→ **Dataset records**
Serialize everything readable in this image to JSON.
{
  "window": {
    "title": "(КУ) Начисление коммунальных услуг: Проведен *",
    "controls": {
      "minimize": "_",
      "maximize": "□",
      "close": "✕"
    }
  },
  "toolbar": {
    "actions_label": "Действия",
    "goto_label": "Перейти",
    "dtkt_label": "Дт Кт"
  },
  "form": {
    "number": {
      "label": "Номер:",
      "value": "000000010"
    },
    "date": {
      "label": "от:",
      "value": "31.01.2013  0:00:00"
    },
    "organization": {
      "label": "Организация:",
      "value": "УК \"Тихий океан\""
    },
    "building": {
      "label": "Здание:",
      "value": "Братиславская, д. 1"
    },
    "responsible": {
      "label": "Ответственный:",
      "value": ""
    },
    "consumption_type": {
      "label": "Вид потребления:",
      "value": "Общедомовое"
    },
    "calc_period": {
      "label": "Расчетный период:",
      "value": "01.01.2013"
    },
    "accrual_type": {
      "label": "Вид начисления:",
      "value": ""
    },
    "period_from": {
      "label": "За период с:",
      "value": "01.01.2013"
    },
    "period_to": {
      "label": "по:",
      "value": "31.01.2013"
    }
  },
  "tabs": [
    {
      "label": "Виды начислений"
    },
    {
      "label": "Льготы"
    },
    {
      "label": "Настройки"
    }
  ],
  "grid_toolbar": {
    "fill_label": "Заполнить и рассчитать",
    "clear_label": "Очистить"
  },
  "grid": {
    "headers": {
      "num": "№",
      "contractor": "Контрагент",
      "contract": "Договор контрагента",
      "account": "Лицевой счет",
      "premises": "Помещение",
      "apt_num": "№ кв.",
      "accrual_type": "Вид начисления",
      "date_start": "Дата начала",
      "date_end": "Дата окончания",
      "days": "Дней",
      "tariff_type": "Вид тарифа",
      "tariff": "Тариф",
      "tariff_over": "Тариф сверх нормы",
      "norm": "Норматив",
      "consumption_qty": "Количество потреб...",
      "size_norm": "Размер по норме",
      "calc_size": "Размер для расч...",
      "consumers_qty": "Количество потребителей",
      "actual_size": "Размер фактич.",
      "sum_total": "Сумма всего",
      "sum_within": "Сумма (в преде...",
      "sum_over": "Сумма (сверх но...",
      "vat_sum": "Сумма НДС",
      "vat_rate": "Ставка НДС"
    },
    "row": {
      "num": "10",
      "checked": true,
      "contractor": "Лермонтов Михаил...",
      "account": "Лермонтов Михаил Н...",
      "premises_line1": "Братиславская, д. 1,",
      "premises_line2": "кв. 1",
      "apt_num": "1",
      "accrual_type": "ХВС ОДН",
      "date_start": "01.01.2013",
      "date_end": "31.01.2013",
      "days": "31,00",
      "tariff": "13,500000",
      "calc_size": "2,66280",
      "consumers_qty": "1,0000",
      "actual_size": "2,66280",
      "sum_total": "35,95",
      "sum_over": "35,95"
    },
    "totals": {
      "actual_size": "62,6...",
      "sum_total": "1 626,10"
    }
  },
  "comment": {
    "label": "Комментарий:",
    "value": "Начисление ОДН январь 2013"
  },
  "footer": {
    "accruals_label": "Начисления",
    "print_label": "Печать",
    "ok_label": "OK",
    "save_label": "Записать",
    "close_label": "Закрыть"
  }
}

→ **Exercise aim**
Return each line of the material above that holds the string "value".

→ **Completed exercise**
      "value": "000000010"
      "value": "31.01.2013  0:00:00"
      "value": "УК \"Тихий океан\""
      "value": "Братиславская, д. 1"
      "value": ""
      "value": "Общедомовое"
      "value": "01.01.2013"
      "value": ""
      "value": "01.01.2013"
      "value": "31.01.2013"
    "value": "Начисление ОДН январь 2013"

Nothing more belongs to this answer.